2. “Reckoning” and “yielding” are forms of trying harder.
Let-go-let-God advocates (whether of Keswick or Reformed roots) tend to introduce unhelpful complexity into Romans 6, often using language that suggests passivity. But the argument of the passage is not difficult, and Paul is clearly calling on his audience, and on us, to do something. “Consider” (AV, “reckon”) in is an imperative, as is “yield” in 6:13 and 19b. The “know” references in the text are indicative, but our response is consistently imperative. We are commanded to act.
Every little boy who has ever sat still when he wanted to wiggle knows that yielding often requires “trying really hard.” It’s putting down what we want and instead choosing what another wants. Yielding is not fundamentally different from the putting off and putting on imperatives of .
3. Properly teaching “try harder” emphasizes the gospel and humbles us.
One argument goes that calling on believers to exert themselves increasingly in the pursuit of godliness de-emphasizes the gospel, fuels pride, breeds legalism, and robs the Christian life of the joy we’re intended to have in Christ.
But this cannot be the case. Though believers’ personal discipline can indeed go horribly wrong (e.g., , and most of Galatians) the problem cannot lie simply in calls to “try harder.” Two lines of evidence support this analysis.
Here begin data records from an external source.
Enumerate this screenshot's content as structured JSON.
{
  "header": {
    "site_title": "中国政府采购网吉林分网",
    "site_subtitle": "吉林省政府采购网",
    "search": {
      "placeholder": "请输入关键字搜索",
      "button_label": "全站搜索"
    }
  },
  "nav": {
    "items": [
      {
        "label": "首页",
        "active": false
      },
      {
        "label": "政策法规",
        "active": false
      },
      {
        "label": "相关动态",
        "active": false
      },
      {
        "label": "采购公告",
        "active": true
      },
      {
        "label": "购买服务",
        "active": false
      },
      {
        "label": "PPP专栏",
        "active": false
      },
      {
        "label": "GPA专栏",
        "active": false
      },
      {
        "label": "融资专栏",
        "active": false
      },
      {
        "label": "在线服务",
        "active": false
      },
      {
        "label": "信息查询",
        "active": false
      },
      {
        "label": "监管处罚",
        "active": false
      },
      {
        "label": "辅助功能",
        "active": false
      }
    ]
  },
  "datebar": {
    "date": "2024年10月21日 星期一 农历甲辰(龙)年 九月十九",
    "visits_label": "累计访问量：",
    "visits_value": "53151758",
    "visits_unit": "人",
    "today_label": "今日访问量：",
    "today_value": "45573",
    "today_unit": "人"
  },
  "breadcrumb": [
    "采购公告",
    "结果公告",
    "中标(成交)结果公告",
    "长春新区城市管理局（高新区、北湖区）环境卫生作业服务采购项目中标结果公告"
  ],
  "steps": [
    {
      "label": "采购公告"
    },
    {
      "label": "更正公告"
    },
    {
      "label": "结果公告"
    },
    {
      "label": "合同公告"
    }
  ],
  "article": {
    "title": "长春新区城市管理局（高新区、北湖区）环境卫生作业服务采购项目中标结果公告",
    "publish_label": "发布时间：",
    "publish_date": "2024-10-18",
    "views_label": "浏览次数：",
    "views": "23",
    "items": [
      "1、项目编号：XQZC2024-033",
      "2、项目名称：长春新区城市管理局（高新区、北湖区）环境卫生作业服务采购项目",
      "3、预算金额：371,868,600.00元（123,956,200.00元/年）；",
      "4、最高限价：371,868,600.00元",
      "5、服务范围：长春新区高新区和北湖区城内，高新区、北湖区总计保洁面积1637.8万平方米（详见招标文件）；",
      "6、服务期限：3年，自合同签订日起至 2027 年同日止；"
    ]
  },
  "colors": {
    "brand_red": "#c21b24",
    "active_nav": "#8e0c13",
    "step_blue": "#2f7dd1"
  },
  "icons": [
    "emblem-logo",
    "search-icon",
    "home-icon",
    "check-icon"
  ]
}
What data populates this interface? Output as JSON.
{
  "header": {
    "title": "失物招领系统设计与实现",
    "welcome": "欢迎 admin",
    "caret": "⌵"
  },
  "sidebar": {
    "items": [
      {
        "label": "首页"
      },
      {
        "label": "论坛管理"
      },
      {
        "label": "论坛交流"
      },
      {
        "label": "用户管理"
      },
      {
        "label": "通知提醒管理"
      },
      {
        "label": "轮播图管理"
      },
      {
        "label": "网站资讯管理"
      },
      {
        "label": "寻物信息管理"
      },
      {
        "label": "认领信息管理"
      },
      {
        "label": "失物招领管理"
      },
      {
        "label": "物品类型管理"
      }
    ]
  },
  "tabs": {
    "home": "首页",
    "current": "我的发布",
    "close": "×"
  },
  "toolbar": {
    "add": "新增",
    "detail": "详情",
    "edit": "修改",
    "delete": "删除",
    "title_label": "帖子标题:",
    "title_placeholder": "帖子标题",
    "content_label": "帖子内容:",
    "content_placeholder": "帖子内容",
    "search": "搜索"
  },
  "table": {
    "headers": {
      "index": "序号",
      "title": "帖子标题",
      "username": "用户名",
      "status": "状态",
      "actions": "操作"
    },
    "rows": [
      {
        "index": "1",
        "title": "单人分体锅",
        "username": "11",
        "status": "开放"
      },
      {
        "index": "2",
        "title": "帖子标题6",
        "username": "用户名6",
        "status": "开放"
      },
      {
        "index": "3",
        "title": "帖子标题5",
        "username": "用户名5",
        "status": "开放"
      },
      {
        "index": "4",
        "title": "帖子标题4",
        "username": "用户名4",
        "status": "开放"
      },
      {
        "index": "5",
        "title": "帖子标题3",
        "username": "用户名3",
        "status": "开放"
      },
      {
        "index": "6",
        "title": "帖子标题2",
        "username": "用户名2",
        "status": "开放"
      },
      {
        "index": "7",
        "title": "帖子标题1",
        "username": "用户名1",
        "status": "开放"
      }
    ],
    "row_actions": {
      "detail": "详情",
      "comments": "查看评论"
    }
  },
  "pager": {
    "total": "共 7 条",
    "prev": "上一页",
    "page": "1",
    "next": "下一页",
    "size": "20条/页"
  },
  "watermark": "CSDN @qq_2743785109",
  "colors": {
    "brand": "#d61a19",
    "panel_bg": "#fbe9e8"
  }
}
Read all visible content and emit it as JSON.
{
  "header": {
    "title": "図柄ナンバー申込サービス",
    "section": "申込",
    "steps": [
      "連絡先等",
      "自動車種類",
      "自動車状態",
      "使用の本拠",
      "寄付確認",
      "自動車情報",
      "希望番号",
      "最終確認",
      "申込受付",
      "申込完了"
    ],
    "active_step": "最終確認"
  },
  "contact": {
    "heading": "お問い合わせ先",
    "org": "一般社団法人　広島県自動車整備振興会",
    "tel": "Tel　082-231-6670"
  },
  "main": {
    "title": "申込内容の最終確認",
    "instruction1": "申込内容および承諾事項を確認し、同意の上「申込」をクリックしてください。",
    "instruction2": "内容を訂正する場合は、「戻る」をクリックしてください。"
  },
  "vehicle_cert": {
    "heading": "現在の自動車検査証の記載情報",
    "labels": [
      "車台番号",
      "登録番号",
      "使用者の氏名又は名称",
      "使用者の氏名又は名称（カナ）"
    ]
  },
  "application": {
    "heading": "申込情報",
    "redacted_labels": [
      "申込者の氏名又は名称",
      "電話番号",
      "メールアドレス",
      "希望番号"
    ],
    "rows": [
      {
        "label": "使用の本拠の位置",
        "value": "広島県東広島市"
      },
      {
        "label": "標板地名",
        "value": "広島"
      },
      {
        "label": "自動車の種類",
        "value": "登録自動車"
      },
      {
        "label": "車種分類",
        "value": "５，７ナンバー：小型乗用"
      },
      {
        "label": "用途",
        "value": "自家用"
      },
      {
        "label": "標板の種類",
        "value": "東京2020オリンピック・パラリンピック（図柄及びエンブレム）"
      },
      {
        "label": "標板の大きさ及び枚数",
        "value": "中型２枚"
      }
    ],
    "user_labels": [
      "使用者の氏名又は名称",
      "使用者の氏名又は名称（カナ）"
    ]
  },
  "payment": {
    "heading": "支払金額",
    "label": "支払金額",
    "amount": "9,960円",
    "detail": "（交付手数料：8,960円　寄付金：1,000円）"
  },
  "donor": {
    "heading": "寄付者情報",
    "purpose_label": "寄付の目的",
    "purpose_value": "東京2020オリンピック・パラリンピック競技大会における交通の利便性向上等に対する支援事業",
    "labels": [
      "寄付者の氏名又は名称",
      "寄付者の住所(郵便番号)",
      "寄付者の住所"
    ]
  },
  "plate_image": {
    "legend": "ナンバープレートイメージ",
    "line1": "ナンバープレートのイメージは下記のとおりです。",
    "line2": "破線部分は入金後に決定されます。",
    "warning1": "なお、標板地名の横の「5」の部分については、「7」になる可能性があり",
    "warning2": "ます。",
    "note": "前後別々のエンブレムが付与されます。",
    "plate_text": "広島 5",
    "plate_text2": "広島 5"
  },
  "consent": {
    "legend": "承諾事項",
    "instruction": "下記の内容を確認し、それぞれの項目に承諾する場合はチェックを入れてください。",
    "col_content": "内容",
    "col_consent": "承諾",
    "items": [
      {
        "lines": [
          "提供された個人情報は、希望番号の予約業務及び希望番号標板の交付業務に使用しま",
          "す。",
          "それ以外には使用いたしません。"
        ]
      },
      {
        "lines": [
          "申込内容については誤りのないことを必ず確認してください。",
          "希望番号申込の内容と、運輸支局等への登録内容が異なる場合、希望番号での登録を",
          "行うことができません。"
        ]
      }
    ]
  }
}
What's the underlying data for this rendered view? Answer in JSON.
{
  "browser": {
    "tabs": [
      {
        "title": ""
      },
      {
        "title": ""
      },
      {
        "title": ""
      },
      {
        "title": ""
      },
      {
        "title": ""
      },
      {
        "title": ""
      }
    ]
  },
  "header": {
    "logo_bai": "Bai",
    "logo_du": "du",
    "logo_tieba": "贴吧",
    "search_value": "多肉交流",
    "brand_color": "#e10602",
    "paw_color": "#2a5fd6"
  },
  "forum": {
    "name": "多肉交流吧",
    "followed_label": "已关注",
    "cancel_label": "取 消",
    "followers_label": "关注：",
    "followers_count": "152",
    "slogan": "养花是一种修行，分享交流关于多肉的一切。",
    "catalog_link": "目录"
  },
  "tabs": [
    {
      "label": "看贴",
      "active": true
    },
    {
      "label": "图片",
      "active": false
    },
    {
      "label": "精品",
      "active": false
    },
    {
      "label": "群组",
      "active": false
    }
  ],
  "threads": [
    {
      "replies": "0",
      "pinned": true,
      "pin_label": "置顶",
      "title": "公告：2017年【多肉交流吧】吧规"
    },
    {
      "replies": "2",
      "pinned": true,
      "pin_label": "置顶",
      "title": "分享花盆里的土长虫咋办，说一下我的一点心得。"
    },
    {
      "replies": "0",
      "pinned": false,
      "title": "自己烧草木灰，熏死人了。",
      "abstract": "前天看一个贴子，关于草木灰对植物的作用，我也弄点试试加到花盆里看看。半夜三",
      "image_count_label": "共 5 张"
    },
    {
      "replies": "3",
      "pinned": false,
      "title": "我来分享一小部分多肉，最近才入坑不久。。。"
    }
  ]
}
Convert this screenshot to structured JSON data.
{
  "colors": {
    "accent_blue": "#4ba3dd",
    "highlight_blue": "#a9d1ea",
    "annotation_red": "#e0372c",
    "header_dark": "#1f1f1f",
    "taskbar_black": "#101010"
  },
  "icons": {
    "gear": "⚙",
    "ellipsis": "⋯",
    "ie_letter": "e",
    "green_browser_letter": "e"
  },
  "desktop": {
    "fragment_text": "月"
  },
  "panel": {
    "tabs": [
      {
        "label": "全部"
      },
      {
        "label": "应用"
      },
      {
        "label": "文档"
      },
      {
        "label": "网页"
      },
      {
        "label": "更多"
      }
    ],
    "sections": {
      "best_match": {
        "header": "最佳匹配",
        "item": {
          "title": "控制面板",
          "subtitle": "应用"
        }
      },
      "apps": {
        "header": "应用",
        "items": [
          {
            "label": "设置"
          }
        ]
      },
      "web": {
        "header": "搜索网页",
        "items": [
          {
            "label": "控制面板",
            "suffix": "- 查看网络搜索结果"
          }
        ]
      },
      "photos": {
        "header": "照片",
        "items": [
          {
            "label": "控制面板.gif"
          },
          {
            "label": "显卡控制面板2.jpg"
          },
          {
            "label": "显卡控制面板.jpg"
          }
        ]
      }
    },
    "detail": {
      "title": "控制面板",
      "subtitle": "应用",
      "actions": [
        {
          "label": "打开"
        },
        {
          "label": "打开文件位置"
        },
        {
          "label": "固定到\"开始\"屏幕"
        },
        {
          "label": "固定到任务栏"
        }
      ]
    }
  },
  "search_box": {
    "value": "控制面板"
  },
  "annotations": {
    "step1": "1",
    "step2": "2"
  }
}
First, appeals to work harder cannot be inherently anti-gospel and pro-pride because, as the passages above demonstrate, these calls to exert ourselves are the norm in the NT. Second, appeals to try harder cannot be anti-gospel because the gospel itself is repeatedly cited as the very reason for trying harder.
- Because we “know” we must “yield” ().
- Because God works in us, we must “work out our salvation” ().
- Because God has provided, in Christ, all we need, we are to “make every effort to supplement [our] faith” ().
- Because we have been saved “by grace…through faith,” we “should walk” in the “good works” God prepared for us ().
- Following Paul’s example, we should be “struggling” because of “[Christ’s] energy” that “powerfully works within” us ().
When we live the Christian dynamic, we pursue the imperatives in light of the indicatives, but we do not minimize the imperatives. In other words, we work hard and then harder, because we understand that we have been bought with a price for the very purpose of becoming holy and have been richly blessed with Spirit-fueled ability to do that very thing.
Properly understood and pursued, “trying harder” humbles us because we know every success is really a gift. Put in its proper context, “try harder” exalts the gospel because we are honoring it—and the Savior who is at its center—by making use of what He bought for us and has already done in us.
My parents once gave me a cordless drill for Christmas. In the days that followed I had some options. I could sit and admire the gift and feel genuine appreciation for the givers and their thoughtfulness and love. I could get to work using the gift and forget all about the heart behind it. Or I could admire the gift, appreciate the givers and also get to work. Which of these options honors both gift and givers most?
It is possible to “try harder” on a small number of superficial spiritual metrics and not really grow much. It’s also possible to “try harder” more comprehensively but do so with little reflection or awareness of why we’re trying, and Who rightly owns the credit for every successful step we take. But the solution to these errors is not to swing to the other extreme and proclaim a confusing, passivity-tinged version of the pursuit of holiness. The solution is to fully grasp the beauty of the gospel and the Savior and therefore try harder.
Aaron Blumer, SharperIron’s second publisher, is a Michigan native and graduate of Bob Jones University (Greenville, SC) and Central Baptist Theological Seminary (Plymouth, MN). He and his family live in a small town in western Wisconsin, not far from where he pastored Grace Baptist Church for thirteen years. He is employed in customer service for UnitedHealth Group and teaches high school rhetoric (and sometimes logic and government) at Baldwin Christian School.